_EXERCISE DESCRIPTION_:
Return a copy of every line in the records that includes the word "result".

_DATA_:
● ● ● ● ●
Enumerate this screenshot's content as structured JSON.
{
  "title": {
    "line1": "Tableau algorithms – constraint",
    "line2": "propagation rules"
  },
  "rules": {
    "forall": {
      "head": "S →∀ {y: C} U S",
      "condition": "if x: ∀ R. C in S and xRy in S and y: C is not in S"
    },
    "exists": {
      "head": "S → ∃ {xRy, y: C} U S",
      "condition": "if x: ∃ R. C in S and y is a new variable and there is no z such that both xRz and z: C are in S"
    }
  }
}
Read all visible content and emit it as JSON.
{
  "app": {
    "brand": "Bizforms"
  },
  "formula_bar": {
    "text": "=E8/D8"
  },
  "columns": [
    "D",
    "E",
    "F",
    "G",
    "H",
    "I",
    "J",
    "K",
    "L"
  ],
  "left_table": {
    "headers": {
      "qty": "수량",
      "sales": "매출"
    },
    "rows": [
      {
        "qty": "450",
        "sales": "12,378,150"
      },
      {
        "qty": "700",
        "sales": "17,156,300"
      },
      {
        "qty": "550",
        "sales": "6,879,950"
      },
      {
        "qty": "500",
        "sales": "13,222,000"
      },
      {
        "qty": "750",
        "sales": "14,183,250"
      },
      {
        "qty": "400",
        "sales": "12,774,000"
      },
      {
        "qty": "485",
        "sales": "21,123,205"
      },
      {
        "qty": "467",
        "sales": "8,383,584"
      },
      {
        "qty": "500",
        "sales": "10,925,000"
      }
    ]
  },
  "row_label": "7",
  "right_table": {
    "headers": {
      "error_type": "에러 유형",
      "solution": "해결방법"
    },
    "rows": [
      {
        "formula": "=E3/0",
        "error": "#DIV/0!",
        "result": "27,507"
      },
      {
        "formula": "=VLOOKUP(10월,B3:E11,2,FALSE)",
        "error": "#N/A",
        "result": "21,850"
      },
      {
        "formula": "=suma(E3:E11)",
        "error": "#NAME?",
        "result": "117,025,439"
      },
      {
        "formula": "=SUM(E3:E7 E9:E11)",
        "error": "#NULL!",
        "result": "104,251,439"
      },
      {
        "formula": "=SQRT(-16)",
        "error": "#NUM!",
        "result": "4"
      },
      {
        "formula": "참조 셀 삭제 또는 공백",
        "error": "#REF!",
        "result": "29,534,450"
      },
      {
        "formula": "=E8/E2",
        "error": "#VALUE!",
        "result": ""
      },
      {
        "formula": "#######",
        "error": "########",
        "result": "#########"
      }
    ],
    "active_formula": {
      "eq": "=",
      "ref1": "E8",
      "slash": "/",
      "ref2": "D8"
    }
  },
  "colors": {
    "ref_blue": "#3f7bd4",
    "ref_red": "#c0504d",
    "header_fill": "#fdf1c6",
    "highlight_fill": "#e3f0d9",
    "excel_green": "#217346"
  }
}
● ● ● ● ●
_ANSWER SECTION_:
        "result": "27,507"
        "result": "21,850"
        "result": "117,025,439"
        "result": "104,251,439"
        "result": "4"
        "result": "29,534,450"
        "result": ""
        "result": "#########"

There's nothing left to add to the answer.